PS4 Pro version
Regardless of whether you play the game in handheld or docked modes, you’ll run into problems. When playing handheld, the character models look crisp on the Switch’s small screen, and other than a few small objects it’s easy to see everything during the investigation sections. Unfortunately, the game will often noticeably stutter, even when nothing is really happening on screen. Furthermore, there are many times during dialogue where the game takes multiple seconds to load in another character model or image. The performance issues are odd considering that most of you time is spent talking to people, and even the somnium sections are not overly detailed enough to explain the stuttering. Docked mode on the other hand avoids most of these problems, at the cost of looking somewhat ugly on larger screens. The 3D models seem like they were designed to be viewed only in handheld mode, due to the jagged edges and low resolution across the board. While the game runs smoothly on PlayStation 4, the relatively long loading times and jagged edges are still apparent in this release. The models themselves look crisp on PS4 Pro. Shadows are also poor in both modes, though this only really noticeable in the somnium areas. There’s a chance that the issues in handheld mode may be addressed in future patches, but it’s clear that little focus was placed on how the game looks in docked mode and it’s unlikely that this will change post-launch.
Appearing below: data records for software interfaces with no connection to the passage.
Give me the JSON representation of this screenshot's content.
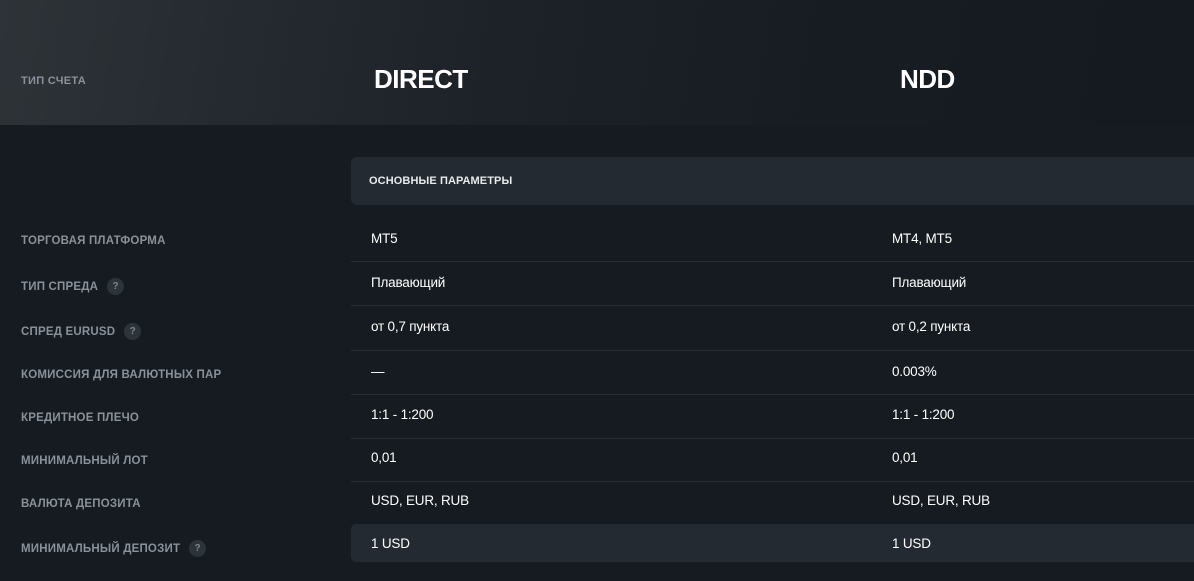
{
  "header": {
    "label": "ТИП СЧЕТА",
    "accounts": [
      "DIRECT",
      "NDD"
    ]
  },
  "section": {
    "title": "ОСНОВНЫЕ ПАРАМЕТРЫ"
  },
  "rows": [
    {
      "label": "ТОРГОВАЯ ПЛАТФОРМА",
      "has_help": false,
      "direct": "MT5",
      "ndd": "MT4, MT5"
    },
    {
      "label": "ТИП СПРЕДА",
      "has_help": true,
      "direct": "Плавающий",
      "ndd": "Плавающий"
    },
    {
      "label": "СПРЕД EURUSD",
      "has_help": true,
      "direct": "от 0,7 пункта",
      "ndd": "от 0,2 пункта"
    },
    {
      "label": "КОМИССИЯ ДЛЯ ВАЛЮТНЫХ ПАР",
      "has_help": false,
      "direct": "—",
      "ndd": "0.003%"
    },
    {
      "label": "КРЕДИТНОЕ ПЛЕЧО",
      "has_help": false,
      "direct": "1:1 - 1:200",
      "ndd": "1:1 - 1:200"
    },
    {
      "label": "МИНИМАЛЬНЫЙ ЛОТ",
      "has_help": false,
      "direct": "0,01",
      "ndd": "0,01"
    },
    {
      "label": "ВАЛЮТА ДЕПОЗИТА",
      "has_help": false,
      "direct": "USD, EUR, RUB",
      "ndd": "USD, EUR, RUB"
    },
    {
      "label": "МИНИМАЛЬНЫЙ ДЕПОЗИТ",
      "has_help": true,
      "direct": "1 USD",
      "ndd": "1 USD"
    }
  ],
  "help_icon_glyph": "?",
  "icons": {
    "help": "question-circle-icon"
  },
  "colors": {
    "background": "#151b21",
    "label": "#8a9199",
    "panel": "#232a31",
    "text": "#ffffff"
  }
}
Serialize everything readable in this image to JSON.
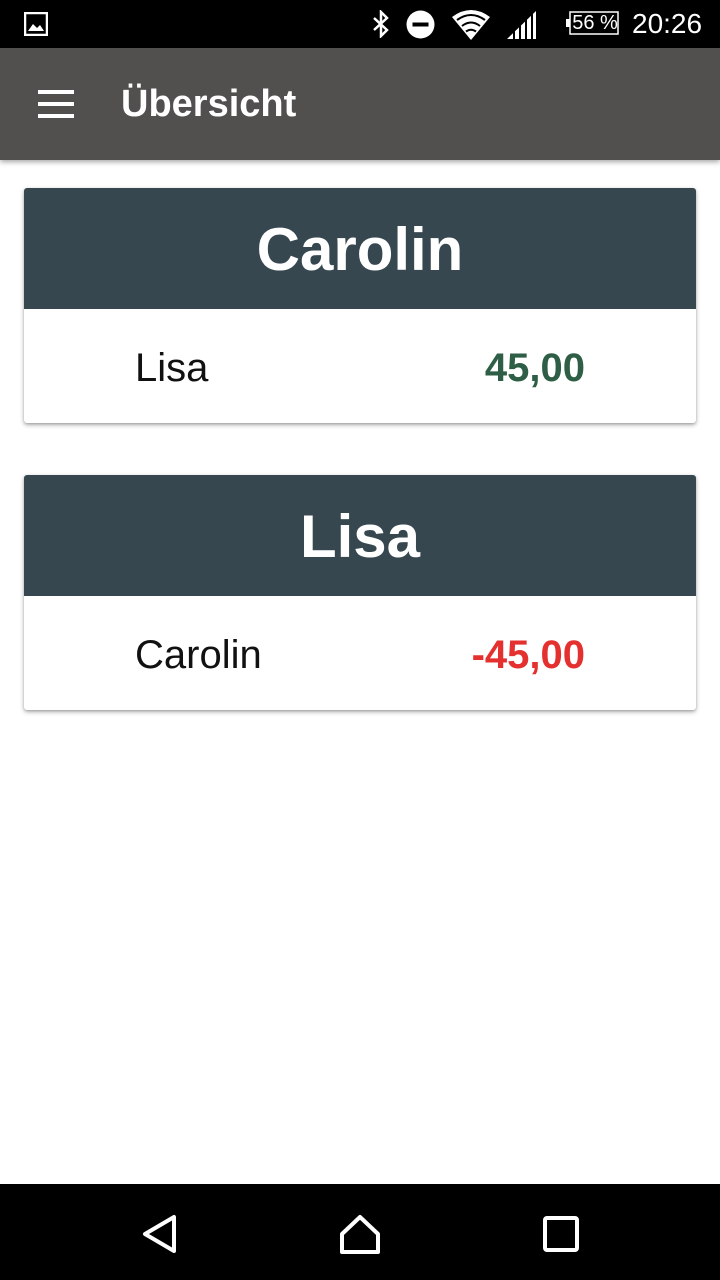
{
  "status_bar": {
    "battery_percent": "56 %",
    "time": "20:26",
    "icons": [
      "gallery-icon",
      "bluetooth-icon",
      "do-not-disturb-icon",
      "wifi-icon",
      "signal-icon",
      "battery-icon"
    ]
  },
  "app_bar": {
    "title": "Übersicht",
    "menu_icon": "menu-icon"
  },
  "colors": {
    "app_bar": "#51504e",
    "card_header": "#37474f",
    "positive": "#2e5e45",
    "negative": "#e53030"
  },
  "cards": [
    {
      "person": "Carolin",
      "rows": [
        {
          "name": "Lisa",
          "amount": "45,00",
          "sign": "positive"
        }
      ]
    },
    {
      "person": "Lisa",
      "rows": [
        {
          "name": "Carolin",
          "amount": "-45,00",
          "sign": "negative"
        }
      ]
    }
  ],
  "nav_bar": {
    "buttons": [
      "back-icon",
      "home-icon",
      "recents-icon"
    ]
  }
}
These technical issues on Nintendo Switch, and the lacking somnium sections, aren’t enough to ruin AI: The Somnium Files, as the plot and overall feel of the game make it an incredibly enjoyable experience throughout its many routes. The main cast of characters produce some enjoyable moments – the highlights usually being any interaction between Date and Aiba – and the story manages to keep you engaged, even if its later twists lack the impact of the Zero Escape games.